SUPPLIED MATERIAL START

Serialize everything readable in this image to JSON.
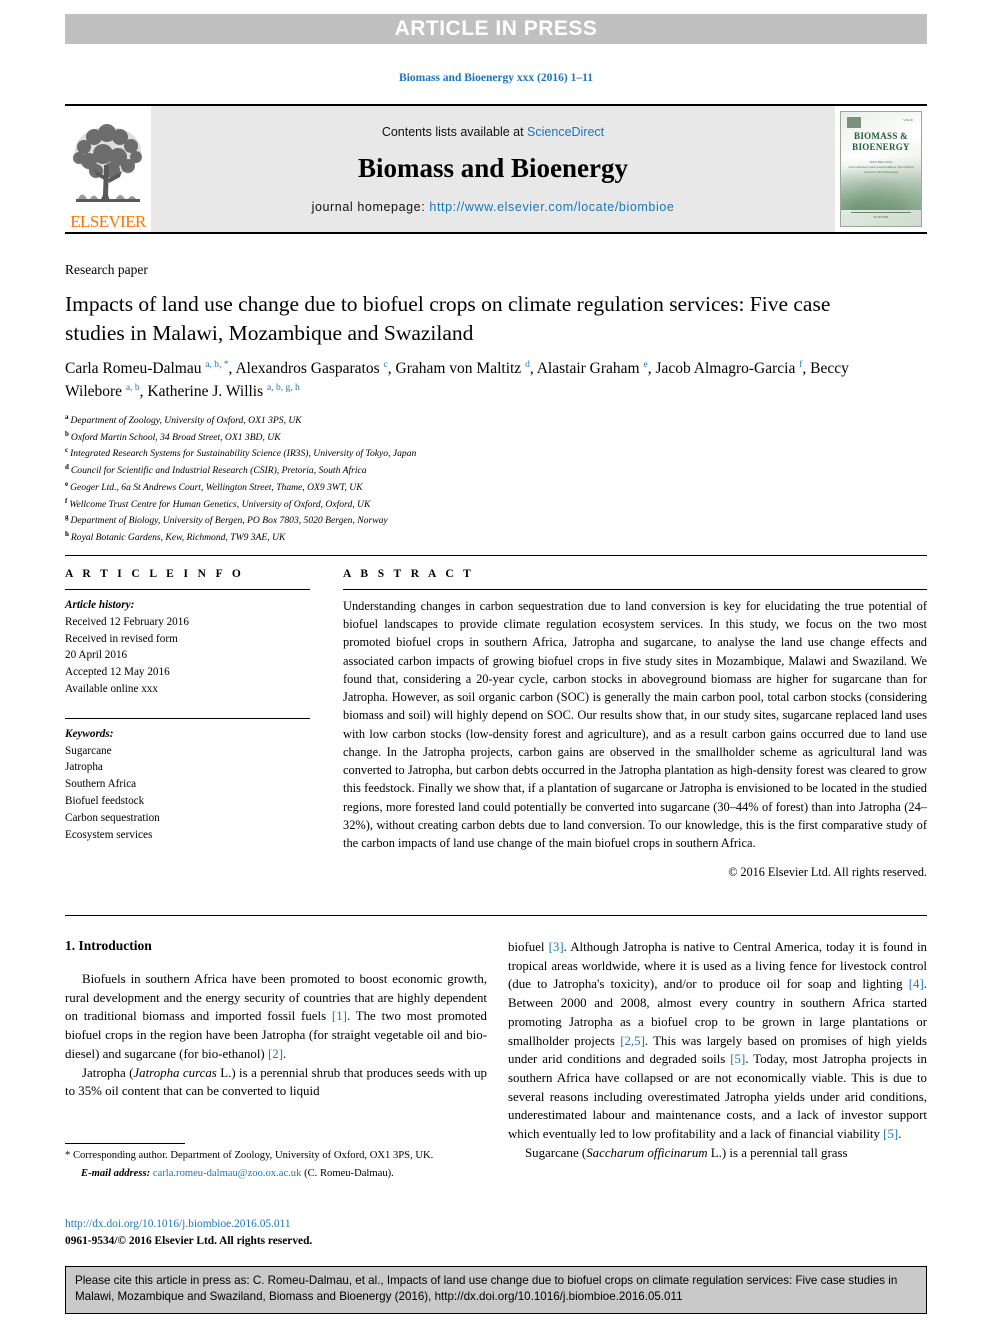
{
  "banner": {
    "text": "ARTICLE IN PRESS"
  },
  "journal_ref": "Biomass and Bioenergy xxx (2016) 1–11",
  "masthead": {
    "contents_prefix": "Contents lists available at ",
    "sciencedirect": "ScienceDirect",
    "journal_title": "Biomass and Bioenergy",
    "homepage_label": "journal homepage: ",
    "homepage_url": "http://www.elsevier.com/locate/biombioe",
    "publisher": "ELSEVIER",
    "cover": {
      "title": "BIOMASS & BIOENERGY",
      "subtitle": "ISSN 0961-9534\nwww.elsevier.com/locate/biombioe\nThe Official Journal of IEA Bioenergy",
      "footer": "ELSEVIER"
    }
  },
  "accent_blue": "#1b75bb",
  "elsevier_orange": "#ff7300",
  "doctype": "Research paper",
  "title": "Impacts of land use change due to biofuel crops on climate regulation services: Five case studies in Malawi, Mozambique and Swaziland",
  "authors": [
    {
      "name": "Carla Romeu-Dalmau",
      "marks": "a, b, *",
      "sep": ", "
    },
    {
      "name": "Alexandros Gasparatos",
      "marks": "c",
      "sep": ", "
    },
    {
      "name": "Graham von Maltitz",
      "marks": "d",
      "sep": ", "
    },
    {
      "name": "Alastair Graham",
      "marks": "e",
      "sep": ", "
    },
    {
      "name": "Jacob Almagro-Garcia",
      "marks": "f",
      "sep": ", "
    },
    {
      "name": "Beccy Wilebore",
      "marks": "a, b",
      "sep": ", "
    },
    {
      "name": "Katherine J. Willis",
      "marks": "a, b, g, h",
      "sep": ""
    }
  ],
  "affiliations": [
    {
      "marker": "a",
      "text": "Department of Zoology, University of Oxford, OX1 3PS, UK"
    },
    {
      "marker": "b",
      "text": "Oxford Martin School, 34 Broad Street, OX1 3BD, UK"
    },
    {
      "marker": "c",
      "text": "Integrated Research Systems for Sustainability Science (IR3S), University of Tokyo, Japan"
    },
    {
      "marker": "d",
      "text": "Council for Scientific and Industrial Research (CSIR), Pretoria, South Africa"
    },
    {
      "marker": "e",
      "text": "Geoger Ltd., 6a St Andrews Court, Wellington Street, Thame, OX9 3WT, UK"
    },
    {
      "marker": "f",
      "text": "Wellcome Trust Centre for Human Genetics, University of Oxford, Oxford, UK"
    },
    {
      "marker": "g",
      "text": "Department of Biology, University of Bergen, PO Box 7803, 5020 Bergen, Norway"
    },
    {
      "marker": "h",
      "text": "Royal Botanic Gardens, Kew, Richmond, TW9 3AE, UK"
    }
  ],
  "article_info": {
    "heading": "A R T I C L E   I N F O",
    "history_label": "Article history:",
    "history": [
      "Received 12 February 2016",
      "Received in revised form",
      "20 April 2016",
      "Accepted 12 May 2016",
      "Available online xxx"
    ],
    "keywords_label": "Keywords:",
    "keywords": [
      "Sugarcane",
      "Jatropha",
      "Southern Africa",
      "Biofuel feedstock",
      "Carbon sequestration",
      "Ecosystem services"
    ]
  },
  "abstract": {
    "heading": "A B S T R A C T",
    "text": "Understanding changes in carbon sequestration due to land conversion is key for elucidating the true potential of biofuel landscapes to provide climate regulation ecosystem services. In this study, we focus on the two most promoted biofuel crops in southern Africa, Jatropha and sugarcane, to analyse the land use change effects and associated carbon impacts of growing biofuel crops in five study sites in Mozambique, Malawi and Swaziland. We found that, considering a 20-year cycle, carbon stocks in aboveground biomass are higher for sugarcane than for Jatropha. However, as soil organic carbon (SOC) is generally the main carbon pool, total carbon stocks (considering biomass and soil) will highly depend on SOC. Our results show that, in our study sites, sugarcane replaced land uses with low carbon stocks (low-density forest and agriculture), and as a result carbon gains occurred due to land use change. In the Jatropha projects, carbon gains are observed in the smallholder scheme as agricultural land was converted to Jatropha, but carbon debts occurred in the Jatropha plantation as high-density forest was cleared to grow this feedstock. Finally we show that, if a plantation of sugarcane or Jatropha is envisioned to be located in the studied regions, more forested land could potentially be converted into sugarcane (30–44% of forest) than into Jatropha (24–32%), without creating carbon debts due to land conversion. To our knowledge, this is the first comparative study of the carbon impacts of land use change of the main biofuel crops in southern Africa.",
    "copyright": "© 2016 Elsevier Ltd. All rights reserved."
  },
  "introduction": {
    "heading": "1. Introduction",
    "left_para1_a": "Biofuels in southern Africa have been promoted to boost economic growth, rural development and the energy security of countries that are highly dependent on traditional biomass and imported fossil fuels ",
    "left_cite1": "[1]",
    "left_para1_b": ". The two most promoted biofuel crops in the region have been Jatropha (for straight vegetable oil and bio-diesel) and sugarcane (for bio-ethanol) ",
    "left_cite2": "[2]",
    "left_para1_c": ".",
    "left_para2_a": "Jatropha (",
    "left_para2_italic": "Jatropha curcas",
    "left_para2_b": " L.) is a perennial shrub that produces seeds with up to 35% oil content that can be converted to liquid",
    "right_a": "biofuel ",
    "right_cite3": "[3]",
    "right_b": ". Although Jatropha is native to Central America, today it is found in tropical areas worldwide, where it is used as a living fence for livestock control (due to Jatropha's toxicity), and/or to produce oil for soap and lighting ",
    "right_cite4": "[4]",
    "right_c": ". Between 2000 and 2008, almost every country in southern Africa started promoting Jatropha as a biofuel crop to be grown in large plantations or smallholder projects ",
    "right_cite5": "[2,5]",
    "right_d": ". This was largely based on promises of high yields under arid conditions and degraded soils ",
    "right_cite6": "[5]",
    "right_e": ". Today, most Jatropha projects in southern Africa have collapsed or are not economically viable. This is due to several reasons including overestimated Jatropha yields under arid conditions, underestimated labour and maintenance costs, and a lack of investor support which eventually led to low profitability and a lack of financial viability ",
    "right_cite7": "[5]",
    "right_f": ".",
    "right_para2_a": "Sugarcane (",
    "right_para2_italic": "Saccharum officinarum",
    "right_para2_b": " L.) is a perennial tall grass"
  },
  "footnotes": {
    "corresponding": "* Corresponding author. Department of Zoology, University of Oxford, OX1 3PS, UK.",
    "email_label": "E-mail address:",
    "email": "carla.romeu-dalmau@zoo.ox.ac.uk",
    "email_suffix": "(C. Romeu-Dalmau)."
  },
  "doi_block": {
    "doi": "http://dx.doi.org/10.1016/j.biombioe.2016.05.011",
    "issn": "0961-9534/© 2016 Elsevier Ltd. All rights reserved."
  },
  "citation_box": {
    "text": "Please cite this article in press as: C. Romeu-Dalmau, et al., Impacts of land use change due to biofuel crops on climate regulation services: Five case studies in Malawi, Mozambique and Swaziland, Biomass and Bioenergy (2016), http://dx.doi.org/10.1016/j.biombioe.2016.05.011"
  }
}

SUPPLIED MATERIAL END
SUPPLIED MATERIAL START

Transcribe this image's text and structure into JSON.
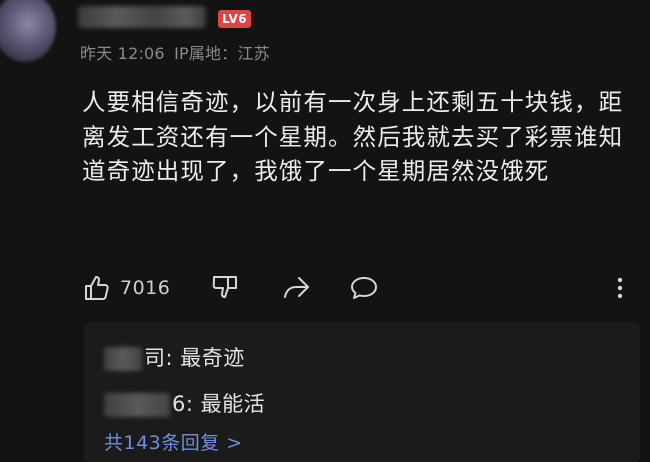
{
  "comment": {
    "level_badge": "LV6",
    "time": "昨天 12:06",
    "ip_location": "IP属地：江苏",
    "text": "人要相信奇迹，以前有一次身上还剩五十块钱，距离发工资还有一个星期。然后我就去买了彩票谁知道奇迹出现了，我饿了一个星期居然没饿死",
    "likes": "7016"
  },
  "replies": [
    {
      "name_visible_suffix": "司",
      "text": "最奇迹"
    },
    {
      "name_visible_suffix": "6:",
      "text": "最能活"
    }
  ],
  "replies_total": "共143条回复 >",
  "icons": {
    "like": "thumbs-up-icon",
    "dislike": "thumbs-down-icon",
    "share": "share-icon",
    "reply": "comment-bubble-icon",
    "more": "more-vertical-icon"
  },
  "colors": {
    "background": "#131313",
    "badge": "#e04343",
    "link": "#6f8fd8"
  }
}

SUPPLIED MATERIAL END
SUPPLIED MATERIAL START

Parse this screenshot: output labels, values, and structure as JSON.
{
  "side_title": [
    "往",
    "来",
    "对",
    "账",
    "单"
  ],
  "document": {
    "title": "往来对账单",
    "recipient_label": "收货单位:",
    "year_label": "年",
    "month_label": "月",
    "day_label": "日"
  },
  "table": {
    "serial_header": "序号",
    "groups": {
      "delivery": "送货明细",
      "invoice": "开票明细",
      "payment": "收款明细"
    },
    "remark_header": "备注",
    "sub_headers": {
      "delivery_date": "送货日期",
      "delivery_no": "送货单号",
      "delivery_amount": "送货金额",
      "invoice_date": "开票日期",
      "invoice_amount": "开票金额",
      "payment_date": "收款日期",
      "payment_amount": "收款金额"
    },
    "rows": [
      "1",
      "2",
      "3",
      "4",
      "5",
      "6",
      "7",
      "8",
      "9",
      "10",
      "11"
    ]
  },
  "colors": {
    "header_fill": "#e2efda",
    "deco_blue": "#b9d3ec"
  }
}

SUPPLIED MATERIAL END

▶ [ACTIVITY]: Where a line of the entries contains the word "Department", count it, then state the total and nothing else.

▶ [COMPLETED TASK]: 3